#### Data for analysis
—————

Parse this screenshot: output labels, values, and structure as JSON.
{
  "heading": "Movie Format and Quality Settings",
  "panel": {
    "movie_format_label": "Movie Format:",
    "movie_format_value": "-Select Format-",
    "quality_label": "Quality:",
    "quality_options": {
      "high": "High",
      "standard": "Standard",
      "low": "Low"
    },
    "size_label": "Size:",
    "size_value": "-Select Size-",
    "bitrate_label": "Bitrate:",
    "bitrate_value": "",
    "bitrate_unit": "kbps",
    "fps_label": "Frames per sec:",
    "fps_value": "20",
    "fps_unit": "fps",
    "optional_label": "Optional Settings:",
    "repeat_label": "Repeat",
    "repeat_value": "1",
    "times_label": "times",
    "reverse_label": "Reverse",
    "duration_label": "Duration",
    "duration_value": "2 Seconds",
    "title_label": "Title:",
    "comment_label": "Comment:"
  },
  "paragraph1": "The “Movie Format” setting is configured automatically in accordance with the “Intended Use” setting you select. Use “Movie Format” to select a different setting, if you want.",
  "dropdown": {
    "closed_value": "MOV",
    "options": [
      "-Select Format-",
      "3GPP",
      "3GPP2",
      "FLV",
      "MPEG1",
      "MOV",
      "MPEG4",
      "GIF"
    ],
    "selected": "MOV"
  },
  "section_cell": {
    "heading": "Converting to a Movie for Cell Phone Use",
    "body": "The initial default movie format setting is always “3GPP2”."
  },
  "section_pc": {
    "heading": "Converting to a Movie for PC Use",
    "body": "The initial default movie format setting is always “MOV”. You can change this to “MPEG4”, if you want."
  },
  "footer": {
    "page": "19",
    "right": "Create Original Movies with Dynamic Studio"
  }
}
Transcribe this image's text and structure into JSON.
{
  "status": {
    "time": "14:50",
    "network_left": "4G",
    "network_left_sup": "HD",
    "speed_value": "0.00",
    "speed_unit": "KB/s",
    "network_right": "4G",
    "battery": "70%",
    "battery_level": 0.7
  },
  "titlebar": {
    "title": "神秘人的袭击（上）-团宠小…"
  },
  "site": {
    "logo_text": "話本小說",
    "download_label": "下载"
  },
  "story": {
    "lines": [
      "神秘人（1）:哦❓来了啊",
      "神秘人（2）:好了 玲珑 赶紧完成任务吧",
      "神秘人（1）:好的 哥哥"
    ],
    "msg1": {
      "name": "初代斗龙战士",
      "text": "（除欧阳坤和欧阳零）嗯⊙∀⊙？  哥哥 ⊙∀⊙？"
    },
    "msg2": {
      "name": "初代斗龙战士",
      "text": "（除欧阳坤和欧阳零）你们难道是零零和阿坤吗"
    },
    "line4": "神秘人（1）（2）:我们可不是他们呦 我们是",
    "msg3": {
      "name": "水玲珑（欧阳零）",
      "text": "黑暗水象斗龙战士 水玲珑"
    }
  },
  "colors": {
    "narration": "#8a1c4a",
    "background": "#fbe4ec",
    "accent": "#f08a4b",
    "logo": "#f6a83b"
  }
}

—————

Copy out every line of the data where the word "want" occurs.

#### Expected output
  "paragraph1": "The “Movie Format” setting is configured automatically in accordance with the “Intended Use” setting you select. Use “Movie Format” to select a different setting, if you want.",
    "body": "The initial default movie format setting is always “MOV”. You can change this to “MPEG4”, if you want."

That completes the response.